Hi guys, welcome back to another lowercase basic stroke series – this time we are gonna have a look at the underturn stroke.
[Hold on…] Have you downloaded your guide sheets? If not, here’s the link to it.
About the Underturn stroke.
1. The Underturn starts with a square top on the header line with full pressure until it touches the baseline, it then turns upwards with a hairline stroke.
2. The Underturn stroke is used in alphabets like ‘a’, ‘u’, ‘i’ etc and for alphabets such as ‘d’, ‘t’ it will have an extended shade of the Underturn starting from the 1AL.
3. The bottom of the Underturn shade is tapered off towards the right side of the stroke to transition to a hairline, therefore, a slight release of pressure towards the end of the stroke will create this tapering.
Things to take note when practising
1. The shade of the Underturn should be at a 55degree angle. You can check the angle by drawing a line on the shade and comparing it with your slant line.
2. The width size of the Underturn should be similar to the width size of 1 oval. If your Ovals has a large width, thus your Underturn will have the same large width and vice versa.

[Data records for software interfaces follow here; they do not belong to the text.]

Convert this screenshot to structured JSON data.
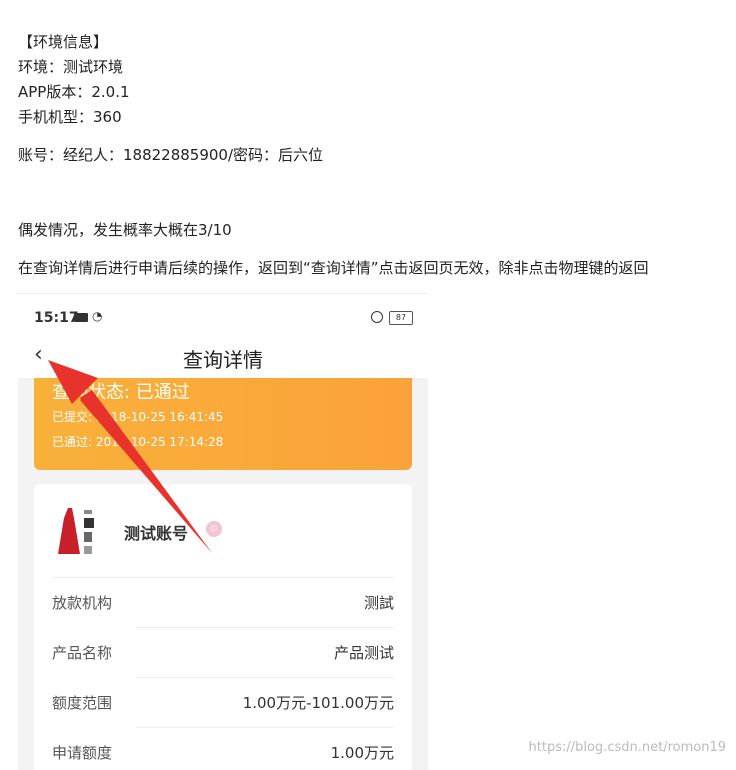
{
  "doc": {
    "env_title": "【环境信息】",
    "env_line": "环境：测试环境",
    "app_version": "APP版本：2.0.1",
    "phone_model": "手机机型：360",
    "account": "账号：经纪人：18822885900/密码：后六位",
    "frequency": "偶发情况，发生概率大概在3/10",
    "description": "在查询详情后进行申请后续的操作，返回到“查询详情”点击返回页无效，除非点击物理键的返回"
  },
  "phone": {
    "status_time": "15:17",
    "battery": "87",
    "nav_title": "查询详情",
    "back_glyph": "‹",
    "banner": {
      "status_title": "查询状态: 已通过",
      "submitted": "已提交: 2018-10-25 16:41:45",
      "passed": "已通过: 2018-10-25 17:14:28"
    },
    "product_name": "测试账号",
    "rows": [
      {
        "label": "放款机构",
        "value": "测試"
      },
      {
        "label": "产品名称",
        "value": "产品测试"
      },
      {
        "label": "额度范围",
        "value": "1.00万元-101.00万元"
      },
      {
        "label": "申请额度",
        "value": "1.00万元"
      }
    ]
  },
  "colors": {
    "banner": "#f9b13a",
    "arrow": "#e8322c"
  },
  "watermark": "https://blog.csdn.net/romon19"
}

3. Lifting the pen during the transition of shade to hairline is not necessary. In my case, I am used to doing it, therefore you can see that some of the Underturns have a slight gap in between the shade and hairline. You can try both methods and see which is more comfortable for your own writing.
As always, take your time for each practice. Try making one oval at the start of the line and then fill in the remaining with your Underturn. This will help you to check that your Underturns and Ovals are consistent in size.